E-mail No. 12
Unbelievable! I am shocked by the story you aired tonight about a 5 year old being handcuffed for getting out of line at school! I know kids can get out of control but this is a 5 year old, surely a group of adults could come up with a better way to diffuse that situation than putting handcuffs on what had to be an already very upset, confused and scared child! I watched the footage and you can clearly see that the poor little girl is upset, and there has got to be something going on in her young life that leads her to act out this way. Perhaps some compassion when this situation was escalating would have done much more to calm her than battling her and slapping handcuffs on her like some common criminal. It makes me sad to think of what was going through her young mind. I know neither educators nor law enforcement officials have an easy career and I give them all the respect in the world (I formerly was a teacher myself), but several adults to handle a 5 year old and the use of handcuffs? It seems very extreme!
E-mail No. 13
Ha-ha-ha! Greta, you make me laugh. When you just said, "Well that's one way to win my argument" because the satellite feed was lost! Ha-ha. Great recovery and what quick wit!
E-mail No. 14
The Democrats must be in control of the satellite ... that it was shut down during the interview with Senator Orrin Hatch.
E-mail No. 15 — this next e-mail is about the couple in Philadelphia who left a bar about 11:30 p.m. on Feb. 19:

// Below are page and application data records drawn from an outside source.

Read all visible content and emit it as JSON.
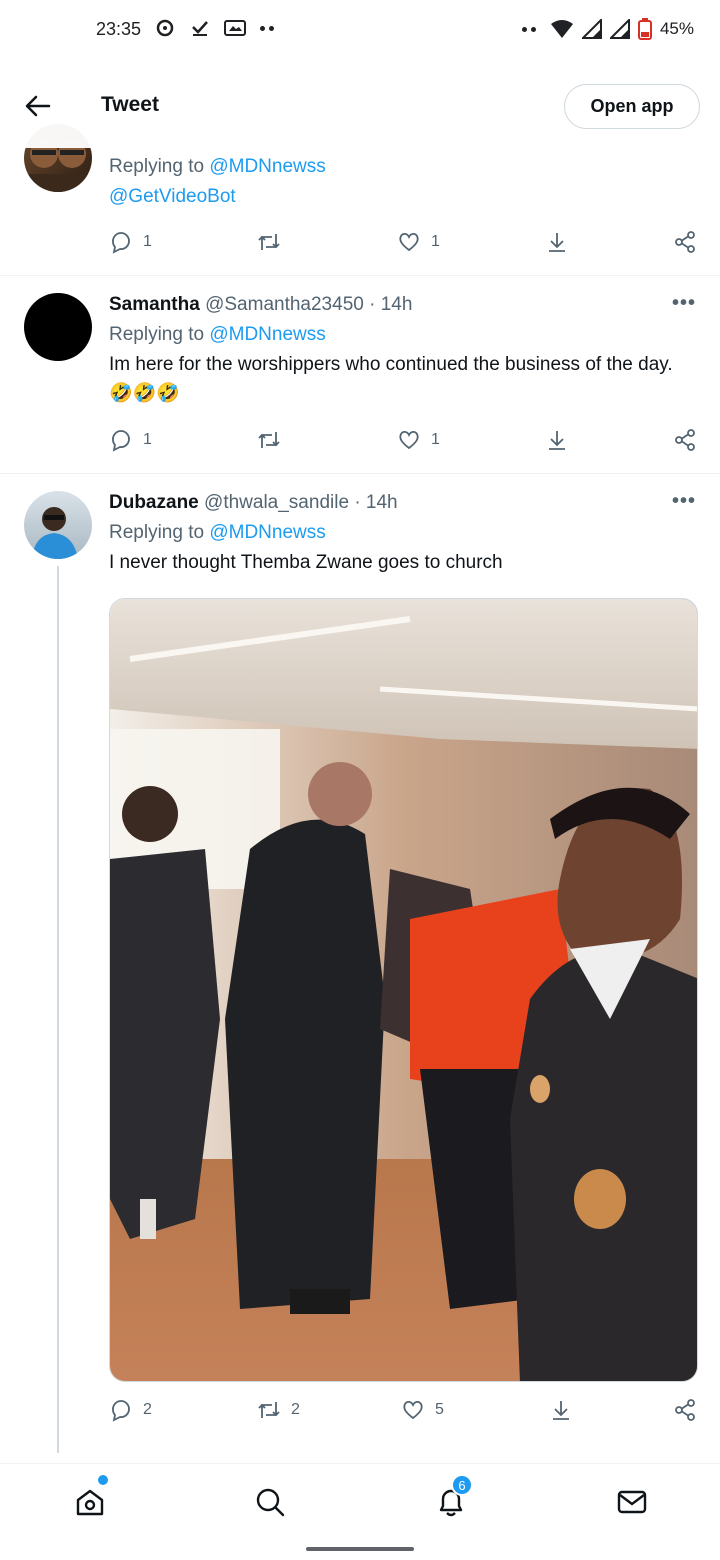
{
  "status_bar": {
    "time": "23:35",
    "battery": "45%",
    "left_icons": [
      "chat-bubble-icon",
      "check-icon",
      "gallery-icon",
      "more-dots-icon"
    ],
    "right_icons": [
      "more-dots-icon",
      "wifi-icon",
      "signal-icon",
      "signal-icon",
      "battery-icon"
    ]
  },
  "header": {
    "title": "Tweet",
    "open_app_label": "Open app"
  },
  "tweets": [
    {
      "reply_prefix": "Replying to ",
      "reply_to": "@MDNnewss",
      "text_link": "@GetVideoBot",
      "replies": "1",
      "retweets": "",
      "likes": "1"
    },
    {
      "name": "Samantha",
      "handle": "@Samantha23450",
      "time": "14h",
      "reply_prefix": "Replying to ",
      "reply_to": "@MDNnewss",
      "text": "Im here for  the worshippers who continued the business of the day. 🤣🤣🤣",
      "replies": "1",
      "retweets": "",
      "likes": "1"
    },
    {
      "name": "Dubazane",
      "handle": "@thwala_sandile",
      "time": "14h",
      "reply_prefix": "Replying to ",
      "reply_to": "@MDNnewss",
      "text": "I never thought Themba Zwane goes to church",
      "replies": "2",
      "retweets": "2",
      "likes": "5"
    }
  ],
  "bottom_nav": {
    "items": [
      "home-icon",
      "search-icon",
      "notifications-icon",
      "messages-icon"
    ],
    "notification_count": "6"
  },
  "colors": {
    "accent": "#1d9bf0",
    "text_primary": "#0f1419",
    "text_secondary": "#536471",
    "border": "#cfd9de"
  }
}
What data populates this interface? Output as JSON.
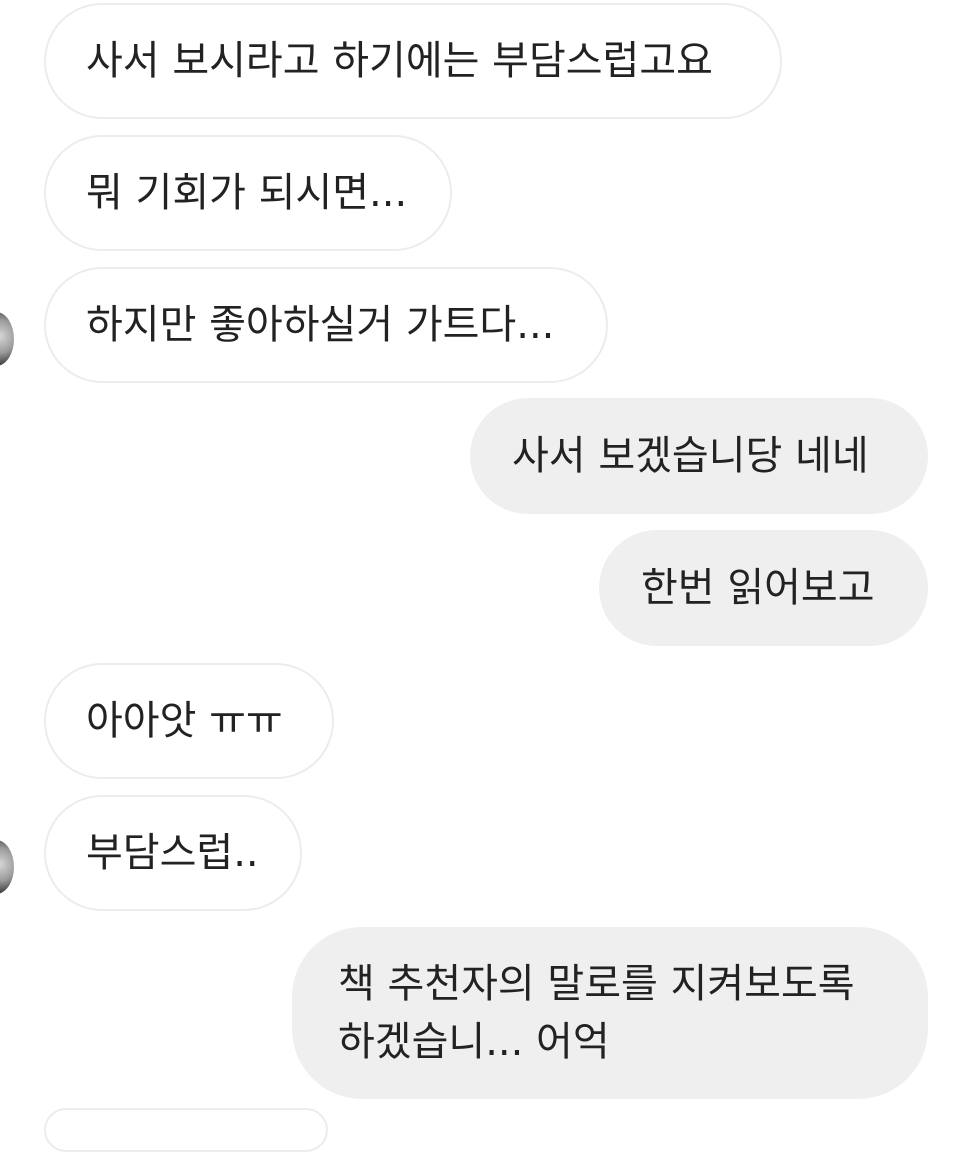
{
  "messages": [
    {
      "id": "m1",
      "side": "incoming",
      "text": "사서 보시라고 하기에는 부담스럽고요"
    },
    {
      "id": "m2",
      "side": "incoming",
      "text": "뭐 기회가 되시면..."
    },
    {
      "id": "m3",
      "side": "incoming",
      "text": "하지만 좋아하실거 가트다..."
    },
    {
      "id": "m4",
      "side": "outgoing",
      "text": "사서 보겠습니당 네네"
    },
    {
      "id": "m5",
      "side": "outgoing",
      "text": "한번 읽어보고"
    },
    {
      "id": "m6",
      "side": "incoming",
      "text": "아아앗 ㅠㅠ"
    },
    {
      "id": "m7",
      "side": "incoming",
      "text": "부담스럽.."
    },
    {
      "id": "m8",
      "side": "outgoing",
      "lines": [
        "책 추천자의 말로를 지켜보도록",
        "하겠습니... 어억"
      ]
    }
  ],
  "colors": {
    "incoming_bg": "#ffffff",
    "incoming_border": "#ececec",
    "outgoing_bg": "#efefef",
    "text": "#222222"
  }
}
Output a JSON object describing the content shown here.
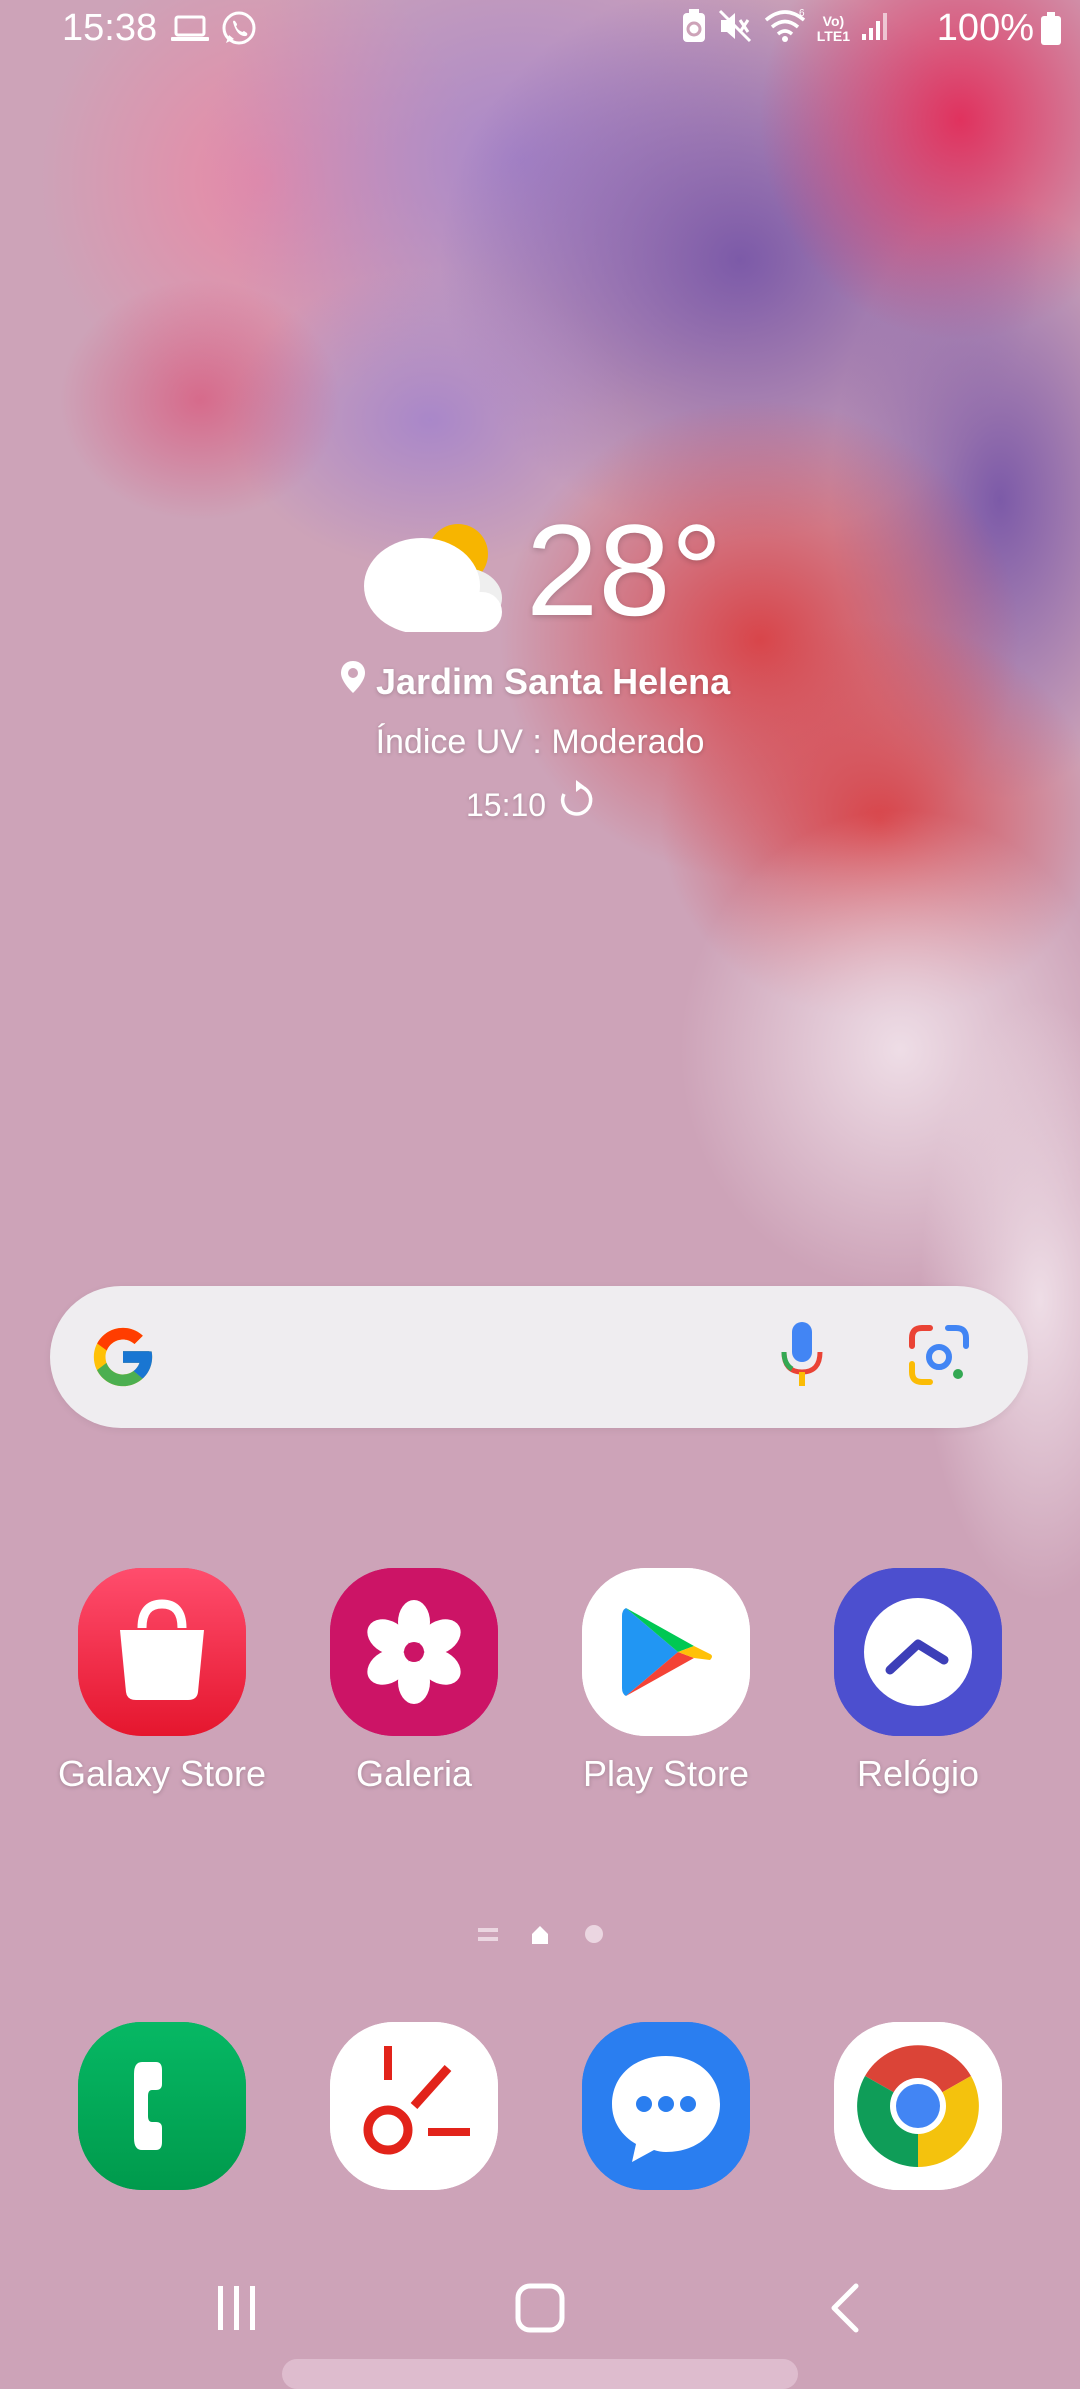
{
  "status_bar": {
    "time": "15:38",
    "battery_percent": "100%",
    "lte_label_top": "Vo)",
    "lte_label_bottom": "LTE1",
    "notification_icons": [
      "laptop-icon",
      "whatsapp-icon"
    ],
    "system_icons": [
      "battery-saver-icon",
      "mute-icon",
      "wifi-icon",
      "volte-icon",
      "signal-icon",
      "battery-icon"
    ]
  },
  "weather": {
    "temperature": "28°",
    "location": "Jardim Santa Helena",
    "uv_index": "Índice UV : Moderado",
    "updated_time": "15:10",
    "condition_icon": "partly-cloudy-icon"
  },
  "search": {
    "logo": "google-g-icon",
    "mic_icon": "microphone-icon",
    "lens_icon": "google-lens-icon"
  },
  "apps": [
    {
      "label": "Galaxy Store",
      "icon": "shopping-bag-icon",
      "color": "#f2335a"
    },
    {
      "label": "Galeria",
      "icon": "flower-icon",
      "color": "#cc1466"
    },
    {
      "label": "Play Store",
      "icon": "play-store-icon",
      "color": "#ffffff"
    },
    {
      "label": "Relógio",
      "icon": "clock-icon",
      "color": "#4c4fcf"
    }
  ],
  "dock": [
    {
      "icon": "phone-icon",
      "color": "#00a656"
    },
    {
      "icon": "sleep-routine-icon",
      "color": "#ffffff"
    },
    {
      "icon": "messages-icon",
      "color": "#2a7ef0"
    },
    {
      "icon": "chrome-icon",
      "color": "#ffffff"
    }
  ],
  "page_indicator": {
    "pages": 3,
    "current": 2
  },
  "nav": {
    "recents_icon": "recents-icon",
    "home_icon": "home-icon",
    "back_icon": "back-icon"
  }
}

I truly believe that these two people were carjacked somewhere … and most probably the car was stolen and chopped up for parts. There are a lot of bad neighborhoods not too far from this area! As the area is quite mixed sort of like the village a bit ... otherwise the car would have been found by now. If that car was a desirable auto, it could have been disposed of quickly!
God knows what could have happened to them.
Send your thoughts and comments to: email@example.com
Watch "On the Record" weeknights at 10 p.m. ET